**WORK TASK:** Although the entries contain pictures, the copy should hold only their exact text.

Dataset rows for apps and sites
--- --- ---

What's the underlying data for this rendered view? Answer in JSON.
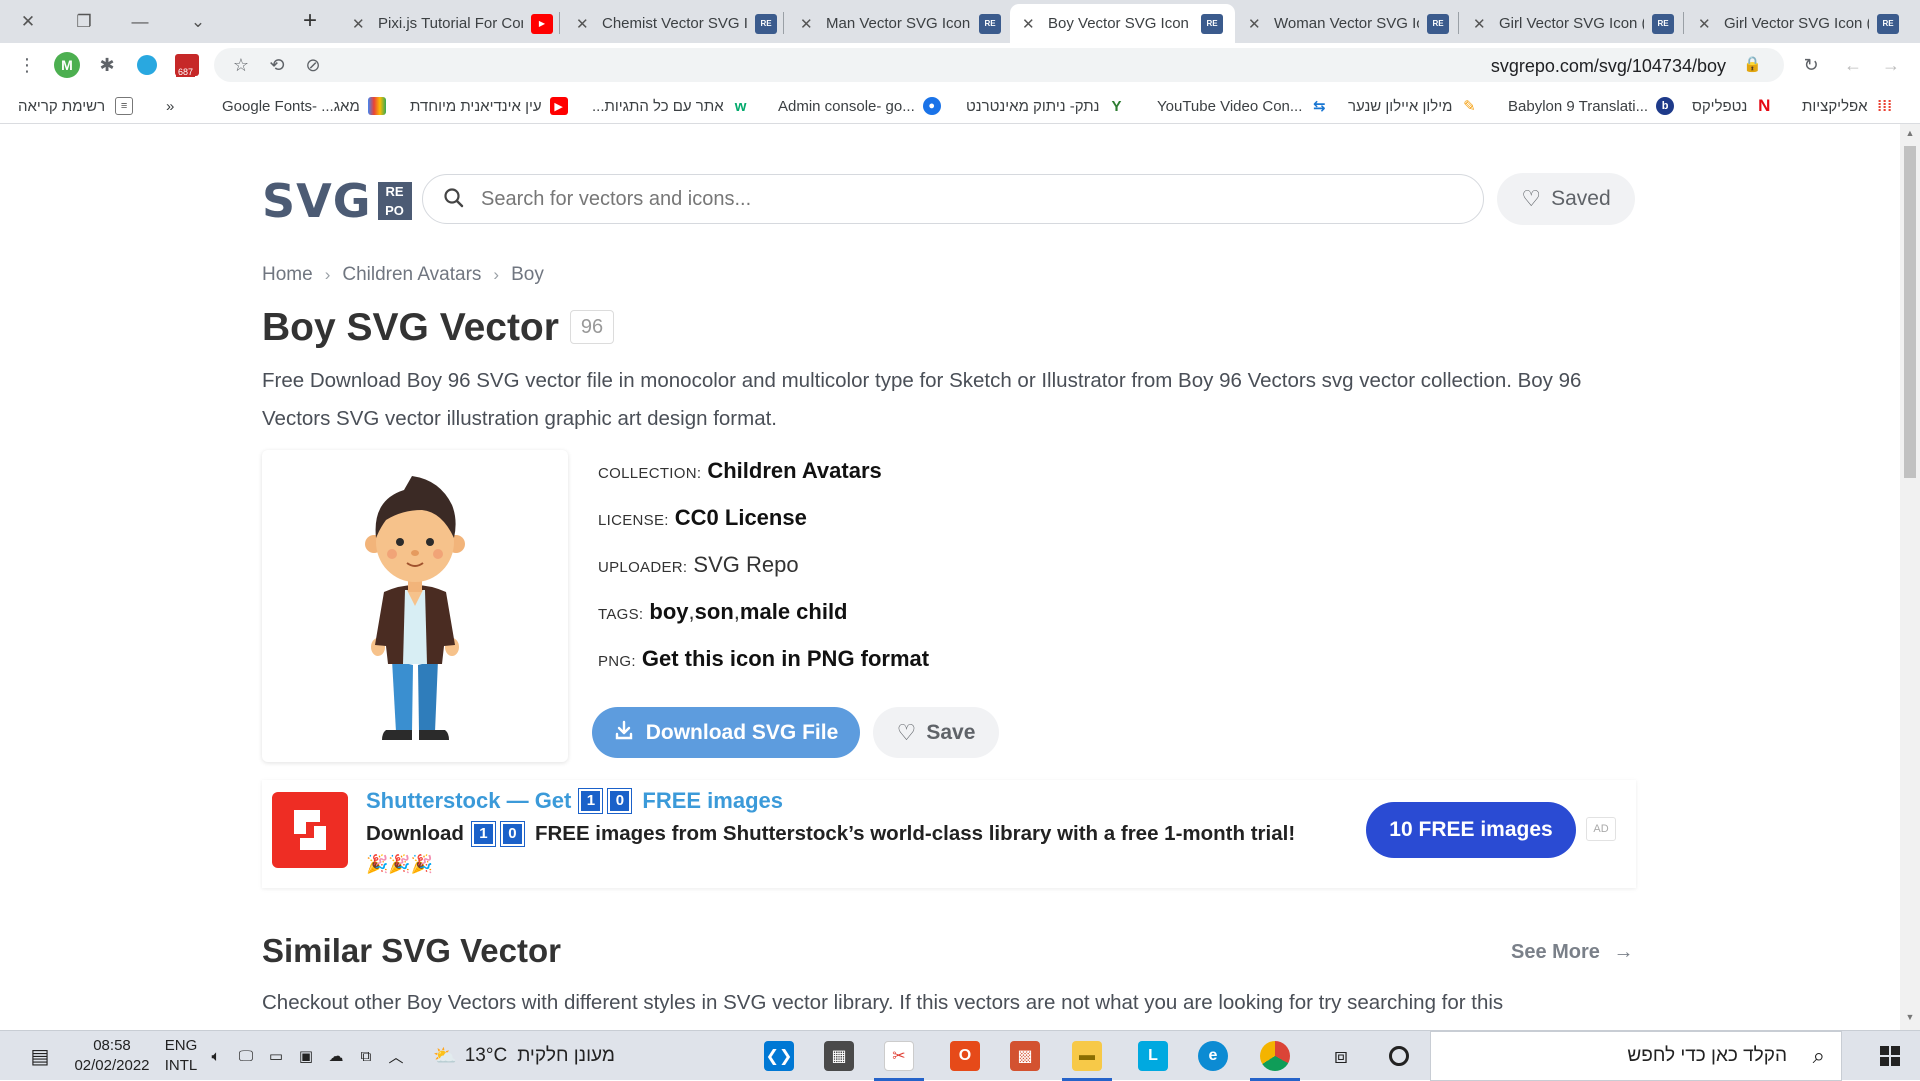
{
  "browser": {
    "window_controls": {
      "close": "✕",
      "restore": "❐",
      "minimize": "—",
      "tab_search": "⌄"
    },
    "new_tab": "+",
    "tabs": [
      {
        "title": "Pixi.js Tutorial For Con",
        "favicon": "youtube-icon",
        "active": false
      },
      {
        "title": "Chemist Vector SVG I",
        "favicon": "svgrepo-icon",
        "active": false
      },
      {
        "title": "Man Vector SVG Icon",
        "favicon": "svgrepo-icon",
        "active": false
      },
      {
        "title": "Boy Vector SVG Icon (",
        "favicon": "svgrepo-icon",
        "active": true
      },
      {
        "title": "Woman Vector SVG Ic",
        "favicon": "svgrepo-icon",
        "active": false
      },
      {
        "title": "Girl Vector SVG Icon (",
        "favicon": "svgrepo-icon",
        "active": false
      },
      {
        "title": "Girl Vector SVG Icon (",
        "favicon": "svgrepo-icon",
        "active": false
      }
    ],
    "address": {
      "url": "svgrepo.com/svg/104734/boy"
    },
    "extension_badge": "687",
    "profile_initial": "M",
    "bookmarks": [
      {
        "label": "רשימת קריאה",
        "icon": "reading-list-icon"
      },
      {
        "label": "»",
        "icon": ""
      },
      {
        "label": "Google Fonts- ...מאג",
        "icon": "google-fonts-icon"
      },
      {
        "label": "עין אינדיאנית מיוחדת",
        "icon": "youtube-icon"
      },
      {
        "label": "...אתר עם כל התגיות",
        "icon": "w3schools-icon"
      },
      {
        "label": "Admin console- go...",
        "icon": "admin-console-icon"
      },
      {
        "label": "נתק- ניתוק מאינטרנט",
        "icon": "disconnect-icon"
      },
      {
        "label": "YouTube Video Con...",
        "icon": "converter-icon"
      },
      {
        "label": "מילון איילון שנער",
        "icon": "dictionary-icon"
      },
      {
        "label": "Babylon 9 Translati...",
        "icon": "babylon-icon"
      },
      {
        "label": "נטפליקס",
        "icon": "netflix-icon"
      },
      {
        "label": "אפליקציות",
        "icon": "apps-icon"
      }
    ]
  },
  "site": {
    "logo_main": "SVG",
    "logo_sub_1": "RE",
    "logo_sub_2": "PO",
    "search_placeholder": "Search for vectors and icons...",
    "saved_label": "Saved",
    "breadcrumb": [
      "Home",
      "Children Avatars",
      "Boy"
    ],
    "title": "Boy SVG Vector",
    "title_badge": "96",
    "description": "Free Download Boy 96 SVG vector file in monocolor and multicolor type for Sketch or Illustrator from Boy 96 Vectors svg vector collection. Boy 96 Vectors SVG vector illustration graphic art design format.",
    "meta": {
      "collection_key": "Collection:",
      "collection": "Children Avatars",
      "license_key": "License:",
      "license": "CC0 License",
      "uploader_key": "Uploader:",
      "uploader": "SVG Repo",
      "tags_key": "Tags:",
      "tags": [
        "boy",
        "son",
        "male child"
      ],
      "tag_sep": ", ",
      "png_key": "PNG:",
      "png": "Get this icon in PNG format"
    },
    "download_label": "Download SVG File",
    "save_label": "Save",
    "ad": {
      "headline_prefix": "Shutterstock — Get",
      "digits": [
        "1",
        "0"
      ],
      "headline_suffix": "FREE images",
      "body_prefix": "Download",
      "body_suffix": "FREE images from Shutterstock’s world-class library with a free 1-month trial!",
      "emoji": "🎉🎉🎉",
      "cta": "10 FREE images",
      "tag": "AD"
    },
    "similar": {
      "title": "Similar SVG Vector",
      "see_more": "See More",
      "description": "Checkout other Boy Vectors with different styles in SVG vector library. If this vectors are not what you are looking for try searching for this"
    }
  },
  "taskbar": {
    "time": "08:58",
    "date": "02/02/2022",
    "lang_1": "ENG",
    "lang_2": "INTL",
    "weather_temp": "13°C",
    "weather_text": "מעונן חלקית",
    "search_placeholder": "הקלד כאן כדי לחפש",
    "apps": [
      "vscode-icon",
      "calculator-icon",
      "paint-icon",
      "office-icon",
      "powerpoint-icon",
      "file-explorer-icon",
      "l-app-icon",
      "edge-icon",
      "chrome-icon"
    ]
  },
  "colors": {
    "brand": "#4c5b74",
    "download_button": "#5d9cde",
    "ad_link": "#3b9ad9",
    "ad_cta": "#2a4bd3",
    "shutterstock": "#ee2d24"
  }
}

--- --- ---

**OUTPUT FOR THIS EXERCISE:**
What's the underlying data for this rendered view? Answer in JSON.
{
  "browser": {
    "window_controls": {
      "close": "✕",
      "restore": "❐",
      "minimize": "—",
      "tab_search": "⌄"
    },
    "new_tab": "+",
    "tabs": [
      {
        "title": "Pixi.js Tutorial For Con",
        "favicon": "youtube-icon",
        "active": false
      },
      {
        "title": "Chemist Vector SVG I",
        "favicon": "svgrepo-icon",
        "active": false
      },
      {
        "title": "Man Vector SVG Icon",
        "favicon": "svgrepo-icon",
        "active": false
      },
      {
        "title": "Boy Vector SVG Icon (",
        "favicon": "svgrepo-icon",
        "active": true
      },
      {
        "title": "Woman Vector SVG Ic",
        "favicon": "svgrepo-icon",
        "active": false
      },
      {
        "title": "Girl Vector SVG Icon (",
        "favicon": "svgrepo-icon",
        "active": false
      },
      {
        "title": "Girl Vector SVG Icon (",
        "favicon": "svgrepo-icon",
        "active": false
      }
    ],
    "address": {
      "url": "svgrepo.com/svg/104734/boy"
    },
    "extension_badge": "687",
    "profile_initial": "M",
    "bookmarks": [
      {
        "label": "רשימת קריאה",
        "icon": "reading-list-icon"
      },
      {
        "label": "»",
        "icon": ""
      },
      {
        "label": "Google Fonts- ...מאג",
        "icon": "google-fonts-icon"
      },
      {
        "label": "עין אינדיאנית מיוחדת",
        "icon": "youtube-icon"
      },
      {
        "label": "...אתר עם כל התגיות",
        "icon": "w3schools-icon"
      },
      {
        "label": "Admin console- go...",
        "icon": "admin-console-icon"
      },
      {
        "label": "נתק- ניתוק מאינטרנט",
        "icon": "disconnect-icon"
      },
      {
        "label": "YouTube Video Con...",
        "icon": "converter-icon"
      },
      {
        "label": "מילון איילון שנער",
        "icon": "dictionary-icon"
      },
      {
        "label": "Babylon 9 Translati...",
        "icon": "babylon-icon"
      },
      {
        "label": "נטפליקס",
        "icon": "netflix-icon"
      },
      {
        "label": "אפליקציות",
        "icon": "apps-icon"
      }
    ]
  },
  "site": {
    "logo_main": "SVG",
    "logo_sub_1": "RE",
    "logo_sub_2": "PO",
    "search_placeholder": "Search for vectors and icons...",
    "saved_label": "Saved",
    "breadcrumb": [
      "Home",
      "Children Avatars",
      "Boy"
    ],
    "title": "Boy SVG Vector",
    "title_badge": "96",
    "description": "Free Download Boy 96 SVG vector file in monocolor and multicolor type for Sketch or Illustrator from Boy 96 Vectors svg vector collection. Boy 96 Vectors SVG vector illustration graphic art design format.",
    "meta": {
      "collection_key": "Collection:",
      "collection": "Children Avatars",
      "license_key": "License:",
      "license": "CC0 License",
      "uploader_key": "Uploader:",
      "uploader": "SVG Repo",
      "tags_key": "Tags:",
      "tags": [
        "boy",
        "son",
        "male child"
      ],
      "tag_sep": ", ",
      "png_key": "PNG:",
      "png": "Get this icon in PNG format"
    },
    "download_label": "Download SVG File",
    "save_label": "Save",
    "ad": {
      "headline_prefix": "Shutterstock — Get",
      "digits": [
        "1",
        "0"
      ],
      "headline_suffix": "FREE images",
      "body_prefix": "Download",
      "body_suffix": "FREE images from Shutterstock’s world-class library with a free 1-month trial!",
      "emoji": "🎉🎉🎉",
      "cta": "10 FREE images",
      "tag": "AD"
    },
    "similar": {
      "title": "Similar SVG Vector",
      "see_more": "See More",
      "description": "Checkout other Boy Vectors with different styles in SVG vector library. If this vectors are not what you are looking for try searching for this"
    }
  },
  "taskbar": {
    "time": "08:58",
    "date": "02/02/2022",
    "lang_1": "ENG",
    "lang_2": "INTL",
    "weather_temp": "13°C",
    "weather_text": "מעונן חלקית",
    "search_placeholder": "הקלד כאן כדי לחפש",
    "apps": [
      "vscode-icon",
      "calculator-icon",
      "paint-icon",
      "office-icon",
      "powerpoint-icon",
      "file-explorer-icon",
      "l-app-icon",
      "edge-icon",
      "chrome-icon"
    ]
  },
  "colors": {
    "brand": "#4c5b74",
    "download_button": "#5d9cde",
    "ad_link": "#3b9ad9",
    "ad_cta": "#2a4bd3",
    "shutterstock": "#ee2d24"
  }
}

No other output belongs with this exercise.